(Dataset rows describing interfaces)
★ ★ ★ ★
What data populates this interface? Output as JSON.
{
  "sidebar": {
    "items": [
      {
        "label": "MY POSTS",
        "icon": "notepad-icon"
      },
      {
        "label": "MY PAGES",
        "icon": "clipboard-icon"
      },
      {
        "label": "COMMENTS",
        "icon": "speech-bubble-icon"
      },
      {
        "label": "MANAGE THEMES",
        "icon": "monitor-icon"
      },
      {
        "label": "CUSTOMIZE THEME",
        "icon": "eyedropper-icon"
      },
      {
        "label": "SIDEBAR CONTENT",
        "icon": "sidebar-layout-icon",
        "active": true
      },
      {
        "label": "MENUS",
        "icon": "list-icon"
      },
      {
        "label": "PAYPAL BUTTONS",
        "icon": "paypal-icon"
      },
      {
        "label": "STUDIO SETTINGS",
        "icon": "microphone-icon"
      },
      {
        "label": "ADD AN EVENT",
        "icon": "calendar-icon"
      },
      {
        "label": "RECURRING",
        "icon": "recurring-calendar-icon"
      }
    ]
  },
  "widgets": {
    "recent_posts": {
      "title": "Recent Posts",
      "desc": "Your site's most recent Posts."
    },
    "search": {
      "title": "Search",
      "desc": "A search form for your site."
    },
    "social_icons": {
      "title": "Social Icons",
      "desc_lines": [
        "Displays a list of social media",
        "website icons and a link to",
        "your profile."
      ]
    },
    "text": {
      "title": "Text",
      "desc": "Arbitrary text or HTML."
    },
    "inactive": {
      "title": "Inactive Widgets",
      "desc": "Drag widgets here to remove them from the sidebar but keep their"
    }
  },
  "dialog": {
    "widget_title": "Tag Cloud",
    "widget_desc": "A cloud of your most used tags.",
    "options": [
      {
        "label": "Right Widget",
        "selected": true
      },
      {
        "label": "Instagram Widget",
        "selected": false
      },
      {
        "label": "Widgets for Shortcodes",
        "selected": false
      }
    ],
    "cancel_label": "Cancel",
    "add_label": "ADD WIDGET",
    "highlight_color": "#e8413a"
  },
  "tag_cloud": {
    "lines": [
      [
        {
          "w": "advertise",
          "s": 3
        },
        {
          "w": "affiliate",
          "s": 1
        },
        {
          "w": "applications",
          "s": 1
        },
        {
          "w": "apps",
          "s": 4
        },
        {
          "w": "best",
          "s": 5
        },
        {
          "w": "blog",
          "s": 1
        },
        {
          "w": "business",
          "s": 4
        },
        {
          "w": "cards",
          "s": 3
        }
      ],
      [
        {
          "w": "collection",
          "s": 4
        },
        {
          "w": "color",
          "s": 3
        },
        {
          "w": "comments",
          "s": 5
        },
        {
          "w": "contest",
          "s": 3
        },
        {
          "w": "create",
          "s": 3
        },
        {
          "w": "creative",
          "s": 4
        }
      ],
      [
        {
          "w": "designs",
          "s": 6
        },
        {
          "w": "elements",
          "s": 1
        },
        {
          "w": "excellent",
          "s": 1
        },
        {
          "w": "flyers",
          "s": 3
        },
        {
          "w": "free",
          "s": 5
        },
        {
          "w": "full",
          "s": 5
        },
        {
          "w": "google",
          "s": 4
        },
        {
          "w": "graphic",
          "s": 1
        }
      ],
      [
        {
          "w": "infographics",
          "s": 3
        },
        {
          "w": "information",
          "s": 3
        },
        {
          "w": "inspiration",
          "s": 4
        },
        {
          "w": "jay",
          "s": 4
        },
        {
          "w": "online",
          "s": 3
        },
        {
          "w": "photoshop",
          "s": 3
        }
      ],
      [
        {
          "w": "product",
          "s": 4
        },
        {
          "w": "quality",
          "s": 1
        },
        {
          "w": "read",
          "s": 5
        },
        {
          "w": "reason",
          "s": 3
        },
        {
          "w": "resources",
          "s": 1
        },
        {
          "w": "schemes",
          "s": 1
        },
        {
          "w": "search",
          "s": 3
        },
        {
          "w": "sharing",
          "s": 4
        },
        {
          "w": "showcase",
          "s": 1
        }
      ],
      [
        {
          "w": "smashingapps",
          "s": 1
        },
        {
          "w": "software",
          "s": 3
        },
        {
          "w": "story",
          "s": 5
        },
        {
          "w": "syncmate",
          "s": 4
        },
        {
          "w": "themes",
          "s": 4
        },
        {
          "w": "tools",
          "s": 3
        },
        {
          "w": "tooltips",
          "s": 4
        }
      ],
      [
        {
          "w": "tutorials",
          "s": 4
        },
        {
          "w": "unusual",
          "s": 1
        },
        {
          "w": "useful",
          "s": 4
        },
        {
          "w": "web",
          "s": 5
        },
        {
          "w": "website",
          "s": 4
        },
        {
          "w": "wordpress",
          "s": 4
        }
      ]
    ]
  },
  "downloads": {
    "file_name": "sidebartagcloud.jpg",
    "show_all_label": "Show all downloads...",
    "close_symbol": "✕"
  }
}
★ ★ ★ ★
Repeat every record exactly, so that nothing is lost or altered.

Response to the exercise:
What data populates this interface? Output as JSON.
{
  "sidebar": {
    "items": [
      {
        "label": "MY POSTS",
        "icon": "notepad-icon"
      },
      {
        "label": "MY PAGES",
        "icon": "clipboard-icon"
      },
      {
        "label": "COMMENTS",
        "icon": "speech-bubble-icon"
      },
      {
        "label": "MANAGE THEMES",
        "icon": "monitor-icon"
      },
      {
        "label": "CUSTOMIZE THEME",
        "icon": "eyedropper-icon"
      },
      {
        "label": "SIDEBAR CONTENT",
        "icon": "sidebar-layout-icon",
        "active": true
      },
      {
        "label": "MENUS",
        "icon": "list-icon"
      },
      {
        "label": "PAYPAL BUTTONS",
        "icon": "paypal-icon"
      },
      {
        "label": "STUDIO SETTINGS",
        "icon": "microphone-icon"
      },
      {
        "label": "ADD AN EVENT",
        "icon": "calendar-icon"
      },
      {
        "label": "RECURRING",
        "icon": "recurring-calendar-icon"
      }
    ]
  },
  "widgets": {
    "recent_posts": {
      "title": "Recent Posts",
      "desc": "Your site's most recent Posts."
    },
    "search": {
      "title": "Search",
      "desc": "A search form for your site."
    },
    "social_icons": {
      "title": "Social Icons",
      "desc_lines": [
        "Displays a list of social media",
        "website icons and a link to",
        "your profile."
      ]
    },
    "text": {
      "title": "Text",
      "desc": "Arbitrary text or HTML."
    },
    "inactive": {
      "title": "Inactive Widgets",
      "desc": "Drag widgets here to remove them from the sidebar but keep their"
    }
  },
  "dialog": {
    "widget_title": "Tag Cloud",
    "widget_desc": "A cloud of your most used tags.",
    "options": [
      {
        "label": "Right Widget",
        "selected": true
      },
      {
        "label": "Instagram Widget",
        "selected": false
      },
      {
        "label": "Widgets for Shortcodes",
        "selected": false
      }
    ],
    "cancel_label": "Cancel",
    "add_label": "ADD WIDGET",
    "highlight_color": "#e8413a"
  },
  "tag_cloud": {
    "lines": [
      [
        {
          "w": "advertise",
          "s": 3
        },
        {
          "w": "affiliate",
          "s": 1
        },
        {
          "w": "applications",
          "s": 1
        },
        {
          "w": "apps",
          "s": 4
        },
        {
          "w": "best",
          "s": 5
        },
        {
          "w": "blog",
          "s": 1
        },
        {
          "w": "business",
          "s": 4
        },
        {
          "w": "cards",
          "s": 3
        }
      ],
      [
        {
          "w": "collection",
          "s": 4
        },
        {
          "w": "color",
          "s": 3
        },
        {
          "w": "comments",
          "s": 5
        },
        {
          "w": "contest",
          "s": 3
        },
        {
          "w": "create",
          "s": 3
        },
        {
          "w": "creative",
          "s": 4
        }
      ],
      [
        {
          "w": "designs",
          "s": 6
        },
        {
          "w": "elements",
          "s": 1
        },
        {
          "w": "excellent",
          "s": 1
        },
        {
          "w": "flyers",
          "s": 3
        },
        {
          "w": "free",
          "s": 5
        },
        {
          "w": "full",
          "s": 5
        },
        {
          "w": "google",
          "s": 4
        },
        {
          "w": "graphic",
          "s": 1
        }
      ],
      [
        {
          "w": "infographics",
          "s": 3
        },
        {
          "w": "information",
          "s": 3
        },
        {
          "w": "inspiration",
          "s": 4
        },
        {
          "w": "jay",
          "s": 4
        },
        {
          "w": "online",
          "s": 3
        },
        {
          "w": "photoshop",
          "s": 3
        }
      ],
      [
        {
          "w": "product",
          "s": 4
        },
        {
          "w": "quality",
          "s": 1
        },
        {
          "w": "read",
          "s": 5
        },
        {
          "w": "reason",
          "s": 3
        },
        {
          "w": "resources",
          "s": 1
        },
        {
          "w": "schemes",
          "s": 1
        },
        {
          "w": "search",
          "s": 3
        },
        {
          "w": "sharing",
          "s": 4
        },
        {
          "w": "showcase",
          "s": 1
        }
      ],
      [
        {
          "w": "smashingapps",
          "s": 1
        },
        {
          "w": "software",
          "s": 3
        },
        {
          "w": "story",
          "s": 5
        },
        {
          "w": "syncmate",
          "s": 4
        },
        {
          "w": "themes",
          "s": 4
        },
        {
          "w": "tools",
          "s": 3
        },
        {
          "w": "tooltips",
          "s": 4
        }
      ],
      [
        {
          "w": "tutorials",
          "s": 4
        },
        {
          "w": "unusual",
          "s": 1
        },
        {
          "w": "useful",
          "s": 4
        },
        {
          "w": "web",
          "s": 5
        },
        {
          "w": "website",
          "s": 4
        },
        {
          "w": "wordpress",
          "s": 4
        }
      ]
    ]
  },
  "downloads": {
    "file_name": "sidebartagcloud.jpg",
    "show_all_label": "Show all downloads...",
    "close_symbol": "✕"
  }
}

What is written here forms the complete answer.